[Start of Attachment]

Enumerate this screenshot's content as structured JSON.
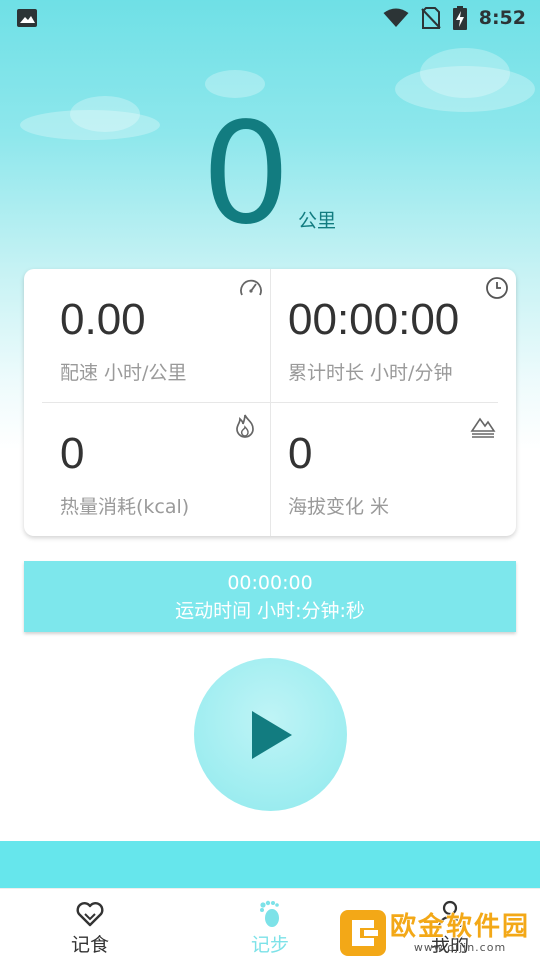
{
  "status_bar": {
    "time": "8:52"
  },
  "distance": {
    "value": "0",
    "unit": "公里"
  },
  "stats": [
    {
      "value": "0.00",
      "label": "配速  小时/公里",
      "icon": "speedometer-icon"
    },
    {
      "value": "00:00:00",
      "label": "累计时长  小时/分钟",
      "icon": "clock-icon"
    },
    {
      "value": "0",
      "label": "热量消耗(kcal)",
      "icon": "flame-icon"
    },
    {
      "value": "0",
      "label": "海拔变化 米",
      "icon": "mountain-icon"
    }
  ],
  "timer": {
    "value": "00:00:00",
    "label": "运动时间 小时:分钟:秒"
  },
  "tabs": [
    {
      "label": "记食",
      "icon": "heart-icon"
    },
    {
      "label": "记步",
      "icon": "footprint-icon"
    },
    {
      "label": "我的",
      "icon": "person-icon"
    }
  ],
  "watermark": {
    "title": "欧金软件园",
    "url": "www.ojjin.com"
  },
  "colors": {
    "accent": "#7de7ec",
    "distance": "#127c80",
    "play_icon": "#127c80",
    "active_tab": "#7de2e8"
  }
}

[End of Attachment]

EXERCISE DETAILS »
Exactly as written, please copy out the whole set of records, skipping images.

PROBLEM SOLUTION »
Enumerate this screenshot's content as structured JSON.
{
  "status_bar": {
    "time": "8:52"
  },
  "distance": {
    "value": "0",
    "unit": "公里"
  },
  "stats": [
    {
      "value": "0.00",
      "label": "配速  小时/公里",
      "icon": "speedometer-icon"
    },
    {
      "value": "00:00:00",
      "label": "累计时长  小时/分钟",
      "icon": "clock-icon"
    },
    {
      "value": "0",
      "label": "热量消耗(kcal)",
      "icon": "flame-icon"
    },
    {
      "value": "0",
      "label": "海拔变化 米",
      "icon": "mountain-icon"
    }
  ],
  "timer": {
    "value": "00:00:00",
    "label": "运动时间 小时:分钟:秒"
  },
  "tabs": [
    {
      "label": "记食",
      "icon": "heart-icon"
    },
    {
      "label": "记步",
      "icon": "footprint-icon"
    },
    {
      "label": "我的",
      "icon": "person-icon"
    }
  ],
  "watermark": {
    "title": "欧金软件园",
    "url": "www.ojjin.com"
  },
  "colors": {
    "accent": "#7de7ec",
    "distance": "#127c80",
    "play_icon": "#127c80",
    "active_tab": "#7de2e8"
  }
}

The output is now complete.